• Task item
When you write out the entries, keep every line exactly as it appears.

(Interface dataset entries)
------------------------------------------------------------------------
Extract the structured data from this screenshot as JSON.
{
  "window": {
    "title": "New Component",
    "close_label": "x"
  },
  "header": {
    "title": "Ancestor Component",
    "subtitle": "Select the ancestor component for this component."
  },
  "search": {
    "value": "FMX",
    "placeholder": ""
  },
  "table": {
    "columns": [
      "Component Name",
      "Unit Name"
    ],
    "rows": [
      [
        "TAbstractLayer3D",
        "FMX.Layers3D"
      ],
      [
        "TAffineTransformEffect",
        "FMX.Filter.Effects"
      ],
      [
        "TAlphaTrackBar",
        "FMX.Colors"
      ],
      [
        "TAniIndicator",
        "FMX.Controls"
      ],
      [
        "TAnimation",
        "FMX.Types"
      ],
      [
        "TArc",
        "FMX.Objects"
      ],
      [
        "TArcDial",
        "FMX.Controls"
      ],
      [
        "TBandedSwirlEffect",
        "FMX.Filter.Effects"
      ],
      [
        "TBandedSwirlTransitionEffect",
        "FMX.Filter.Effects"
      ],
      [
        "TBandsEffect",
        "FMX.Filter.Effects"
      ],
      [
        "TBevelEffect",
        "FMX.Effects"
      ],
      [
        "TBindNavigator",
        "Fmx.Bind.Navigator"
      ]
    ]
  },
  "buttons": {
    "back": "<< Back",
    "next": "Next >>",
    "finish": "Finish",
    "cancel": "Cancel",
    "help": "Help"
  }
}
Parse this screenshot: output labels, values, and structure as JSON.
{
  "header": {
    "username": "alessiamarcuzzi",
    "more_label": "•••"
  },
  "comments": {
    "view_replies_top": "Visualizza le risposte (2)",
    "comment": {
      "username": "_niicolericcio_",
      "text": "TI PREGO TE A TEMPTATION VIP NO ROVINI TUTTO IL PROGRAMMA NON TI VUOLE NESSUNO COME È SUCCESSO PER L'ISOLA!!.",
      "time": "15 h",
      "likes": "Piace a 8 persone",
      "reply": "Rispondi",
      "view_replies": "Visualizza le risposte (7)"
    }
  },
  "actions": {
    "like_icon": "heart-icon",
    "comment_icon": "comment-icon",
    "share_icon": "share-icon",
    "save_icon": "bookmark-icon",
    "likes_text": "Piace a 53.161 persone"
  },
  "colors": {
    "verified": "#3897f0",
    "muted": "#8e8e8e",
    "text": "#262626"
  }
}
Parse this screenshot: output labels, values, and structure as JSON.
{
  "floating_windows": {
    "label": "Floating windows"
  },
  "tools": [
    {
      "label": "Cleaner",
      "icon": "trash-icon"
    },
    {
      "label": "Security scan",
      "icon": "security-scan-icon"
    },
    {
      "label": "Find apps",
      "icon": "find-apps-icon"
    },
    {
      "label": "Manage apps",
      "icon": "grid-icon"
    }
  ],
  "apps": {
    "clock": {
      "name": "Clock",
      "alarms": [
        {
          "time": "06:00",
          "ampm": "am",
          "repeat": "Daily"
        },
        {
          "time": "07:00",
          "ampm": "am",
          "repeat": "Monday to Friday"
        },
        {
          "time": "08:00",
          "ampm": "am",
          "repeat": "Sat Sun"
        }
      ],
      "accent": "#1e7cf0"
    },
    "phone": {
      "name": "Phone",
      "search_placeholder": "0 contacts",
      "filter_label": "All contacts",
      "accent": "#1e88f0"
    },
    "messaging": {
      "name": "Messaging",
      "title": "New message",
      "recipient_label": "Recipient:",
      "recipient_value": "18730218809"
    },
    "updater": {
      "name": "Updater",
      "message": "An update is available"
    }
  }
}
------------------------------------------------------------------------
• Solved problem
Extract the structured data from this screenshot as JSON.
{
  "window": {
    "title": "New Component",
    "close_label": "x"
  },
  "header": {
    "title": "Ancestor Component",
    "subtitle": "Select the ancestor component for this component."
  },
  "search": {
    "value": "FMX",
    "placeholder": ""
  },
  "table": {
    "columns": [
      "Component Name",
      "Unit Name"
    ],
    "rows": [
      [
        "TAbstractLayer3D",
        "FMX.Layers3D"
      ],
      [
        "TAffineTransformEffect",
        "FMX.Filter.Effects"
      ],
      [
        "TAlphaTrackBar",
        "FMX.Colors"
      ],
      [
        "TAniIndicator",
        "FMX.Controls"
      ],
      [
        "TAnimation",
        "FMX.Types"
      ],
      [
        "TArc",
        "FMX.Objects"
      ],
      [
        "TArcDial",
        "FMX.Controls"
      ],
      [
        "TBandedSwirlEffect",
        "FMX.Filter.Effects"
      ],
      [
        "TBandedSwirlTransitionEffect",
        "FMX.Filter.Effects"
      ],
      [
        "TBandsEffect",
        "FMX.Filter.Effects"
      ],
      [
        "TBevelEffect",
        "FMX.Effects"
      ],
      [
        "TBindNavigator",
        "Fmx.Bind.Navigator"
      ]
    ]
  },
  "buttons": {
    "back": "<< Back",
    "next": "Next >>",
    "finish": "Finish",
    "cancel": "Cancel",
    "help": "Help"
  }
}
Parse this screenshot: output labels, values, and structure as JSON.
{
  "header": {
    "username": "alessiamarcuzzi",
    "more_label": "•••"
  },
  "comments": {
    "view_replies_top": "Visualizza le risposte (2)",
    "comment": {
      "username": "_niicolericcio_",
      "text": "TI PREGO TE A TEMPTATION VIP NO ROVINI TUTTO IL PROGRAMMA NON TI VUOLE NESSUNO COME È SUCCESSO PER L'ISOLA!!.",
      "time": "15 h",
      "likes": "Piace a 8 persone",
      "reply": "Rispondi",
      "view_replies": "Visualizza le risposte (7)"
    }
  },
  "actions": {
    "like_icon": "heart-icon",
    "comment_icon": "comment-icon",
    "share_icon": "share-icon",
    "save_icon": "bookmark-icon",
    "likes_text": "Piace a 53.161 persone"
  },
  "colors": {
    "verified": "#3897f0",
    "muted": "#8e8e8e",
    "text": "#262626"
  }
}
Parse this screenshot: output labels, values, and structure as JSON.
{
  "floating_windows": {
    "label": "Floating windows"
  },
  "tools": [
    {
      "label": "Cleaner",
      "icon": "trash-icon"
    },
    {
      "label": "Security scan",
      "icon": "security-scan-icon"
    },
    {
      "label": "Find apps",
      "icon": "find-apps-icon"
    },
    {
      "label": "Manage apps",
      "icon": "grid-icon"
    }
  ],
  "apps": {
    "clock": {
      "name": "Clock",
      "alarms": [
        {
          "time": "06:00",
          "ampm": "am",
          "repeat": "Daily"
        },
        {
          "time": "07:00",
          "ampm": "am",
          "repeat": "Monday to Friday"
        },
        {
          "time": "08:00",
          "ampm": "am",
          "repeat": "Sat Sun"
        }
      ],
      "accent": "#1e7cf0"
    },
    "phone": {
      "name": "Phone",
      "search_placeholder": "0 contacts",
      "filter_label": "All contacts",
      "accent": "#1e88f0"
    },
    "messaging": {
      "name": "Messaging",
      "title": "New message",
      "recipient_label": "Recipient:",
      "recipient_value": "18730218809"
    },
    "updater": {
      "name": "Updater",
      "message": "An update is available"
    }
  }
}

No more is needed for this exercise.